----- Data records -----

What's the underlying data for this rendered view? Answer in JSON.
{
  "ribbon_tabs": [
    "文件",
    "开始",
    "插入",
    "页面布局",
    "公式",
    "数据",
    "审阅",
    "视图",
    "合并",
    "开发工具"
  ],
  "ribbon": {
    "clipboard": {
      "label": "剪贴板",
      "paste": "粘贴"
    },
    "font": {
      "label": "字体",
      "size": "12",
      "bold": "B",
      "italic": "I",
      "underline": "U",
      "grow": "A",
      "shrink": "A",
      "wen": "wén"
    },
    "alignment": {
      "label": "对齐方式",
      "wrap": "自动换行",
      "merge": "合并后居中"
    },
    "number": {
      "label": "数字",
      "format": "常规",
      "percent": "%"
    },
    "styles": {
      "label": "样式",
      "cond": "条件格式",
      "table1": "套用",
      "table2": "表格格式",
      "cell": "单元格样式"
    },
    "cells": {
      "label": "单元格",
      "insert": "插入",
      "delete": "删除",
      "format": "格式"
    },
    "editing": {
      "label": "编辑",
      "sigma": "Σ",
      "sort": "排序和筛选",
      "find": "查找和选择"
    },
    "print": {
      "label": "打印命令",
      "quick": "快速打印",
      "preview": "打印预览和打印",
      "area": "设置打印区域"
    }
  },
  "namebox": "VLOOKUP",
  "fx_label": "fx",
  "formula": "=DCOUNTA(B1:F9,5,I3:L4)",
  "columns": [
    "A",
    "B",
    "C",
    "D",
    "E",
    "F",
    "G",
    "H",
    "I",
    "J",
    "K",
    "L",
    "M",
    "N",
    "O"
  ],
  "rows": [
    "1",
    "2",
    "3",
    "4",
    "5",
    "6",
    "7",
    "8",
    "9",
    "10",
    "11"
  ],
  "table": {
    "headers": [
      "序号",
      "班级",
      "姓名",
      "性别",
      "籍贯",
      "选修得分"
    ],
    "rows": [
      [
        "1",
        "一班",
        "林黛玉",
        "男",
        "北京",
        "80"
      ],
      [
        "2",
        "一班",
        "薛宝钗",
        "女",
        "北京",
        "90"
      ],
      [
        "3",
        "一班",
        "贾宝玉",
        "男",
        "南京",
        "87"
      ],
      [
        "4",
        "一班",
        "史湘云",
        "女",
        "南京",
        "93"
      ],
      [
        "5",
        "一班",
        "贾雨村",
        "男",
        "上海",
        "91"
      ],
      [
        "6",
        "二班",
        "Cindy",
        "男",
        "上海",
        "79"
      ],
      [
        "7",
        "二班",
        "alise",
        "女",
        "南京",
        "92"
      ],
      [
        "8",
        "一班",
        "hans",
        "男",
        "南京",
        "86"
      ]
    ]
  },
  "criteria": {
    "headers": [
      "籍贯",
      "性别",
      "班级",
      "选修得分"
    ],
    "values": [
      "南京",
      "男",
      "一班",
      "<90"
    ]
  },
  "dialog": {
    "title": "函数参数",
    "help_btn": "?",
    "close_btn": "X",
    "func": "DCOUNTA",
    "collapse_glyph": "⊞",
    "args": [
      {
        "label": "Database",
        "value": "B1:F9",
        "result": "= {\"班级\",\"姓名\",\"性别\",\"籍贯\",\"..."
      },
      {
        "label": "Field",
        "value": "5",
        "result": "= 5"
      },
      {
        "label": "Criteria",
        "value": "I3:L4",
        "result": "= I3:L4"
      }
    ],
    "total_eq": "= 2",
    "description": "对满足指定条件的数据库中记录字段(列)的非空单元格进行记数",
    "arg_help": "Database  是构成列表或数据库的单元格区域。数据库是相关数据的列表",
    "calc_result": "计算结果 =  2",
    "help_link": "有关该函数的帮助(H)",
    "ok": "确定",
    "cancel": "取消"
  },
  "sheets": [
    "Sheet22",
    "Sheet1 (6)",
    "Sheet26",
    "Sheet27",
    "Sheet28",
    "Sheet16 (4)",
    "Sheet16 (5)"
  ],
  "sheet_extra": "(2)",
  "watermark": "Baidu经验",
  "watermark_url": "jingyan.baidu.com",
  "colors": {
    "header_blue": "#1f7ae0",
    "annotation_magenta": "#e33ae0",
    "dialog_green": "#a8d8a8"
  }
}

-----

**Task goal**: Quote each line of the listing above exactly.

**Reply to the task**:
What's the underlying data for this rendered view? Answer in JSON.
{
  "ribbon_tabs": [
    "文件",
    "开始",
    "插入",
    "页面布局",
    "公式",
    "数据",
    "审阅",
    "视图",
    "合并",
    "开发工具"
  ],
  "ribbon": {
    "clipboard": {
      "label": "剪贴板",
      "paste": "粘贴"
    },
    "font": {
      "label": "字体",
      "size": "12",
      "bold": "B",
      "italic": "I",
      "underline": "U",
      "grow": "A",
      "shrink": "A",
      "wen": "wén"
    },
    "alignment": {
      "label": "对齐方式",
      "wrap": "自动换行",
      "merge": "合并后居中"
    },
    "number": {
      "label": "数字",
      "format": "常规",
      "percent": "%"
    },
    "styles": {
      "label": "样式",
      "cond": "条件格式",
      "table1": "套用",
      "table2": "表格格式",
      "cell": "单元格样式"
    },
    "cells": {
      "label": "单元格",
      "insert": "插入",
      "delete": "删除",
      "format": "格式"
    },
    "editing": {
      "label": "编辑",
      "sigma": "Σ",
      "sort": "排序和筛选",
      "find": "查找和选择"
    },
    "print": {
      "label": "打印命令",
      "quick": "快速打印",
      "preview": "打印预览和打印",
      "area": "设置打印区域"
    }
  },
  "namebox": "VLOOKUP",
  "fx_label": "fx",
  "formula": "=DCOUNTA(B1:F9,5,I3:L4)",
  "columns": [
    "A",
    "B",
    "C",
    "D",
    "E",
    "F",
    "G",
    "H",
    "I",
    "J",
    "K",
    "L",
    "M",
    "N",
    "O"
  ],
  "rows": [
    "1",
    "2",
    "3",
    "4",
    "5",
    "6",
    "7",
    "8",
    "9",
    "10",
    "11"
  ],
  "table": {
    "headers": [
      "序号",
      "班级",
      "姓名",
      "性别",
      "籍贯",
      "选修得分"
    ],
    "rows": [
      [
        "1",
        "一班",
        "林黛玉",
        "男",
        "北京",
        "80"
      ],
      [
        "2",
        "一班",
        "薛宝钗",
        "女",
        "北京",
        "90"
      ],
      [
        "3",
        "一班",
        "贾宝玉",
        "男",
        "南京",
        "87"
      ],
      [
        "4",
        "一班",
        "史湘云",
        "女",
        "南京",
        "93"
      ],
      [
        "5",
        "一班",
        "贾雨村",
        "男",
        "上海",
        "91"
      ],
      [
        "6",
        "二班",
        "Cindy",
        "男",
        "上海",
        "79"
      ],
      [
        "7",
        "二班",
        "alise",
        "女",
        "南京",
        "92"
      ],
      [
        "8",
        "一班",
        "hans",
        "男",
        "南京",
        "86"
      ]
    ]
  },
  "criteria": {
    "headers": [
      "籍贯",
      "性别",
      "班级",
      "选修得分"
    ],
    "values": [
      "南京",
      "男",
      "一班",
      "<90"
    ]
  },
  "dialog": {
    "title": "函数参数",
    "help_btn": "?",
    "close_btn": "X",
    "func": "DCOUNTA",
    "collapse_glyph": "⊞",
    "args": [
      {
        "label": "Database",
        "value": "B1:F9",
        "result": "= {\"班级\",\"姓名\",\"性别\",\"籍贯\",\"..."
      },
      {
        "label": "Field",
        "value": "5",
        "result": "= 5"
      },
      {
        "label": "Criteria",
        "value": "I3:L4",
        "result": "= I3:L4"
      }
    ],
    "total_eq": "= 2",
    "description": "对满足指定条件的数据库中记录字段(列)的非空单元格进行记数",
    "arg_help": "Database  是构成列表或数据库的单元格区域。数据库是相关数据的列表",
    "calc_result": "计算结果 =  2",
    "help_link": "有关该函数的帮助(H)",
    "ok": "确定",
    "cancel": "取消"
  },
  "sheets": [
    "Sheet22",
    "Sheet1 (6)",
    "Sheet26",
    "Sheet27",
    "Sheet28",
    "Sheet16 (4)",
    "Sheet16 (5)"
  ],
  "sheet_extra": "(2)",
  "watermark": "Baidu经验",
  "watermark_url": "jingyan.baidu.com",
  "colors": {
    "header_blue": "#1f7ae0",
    "annotation_magenta": "#e33ae0",
    "dialog_green": "#a8d8a8"
  }
}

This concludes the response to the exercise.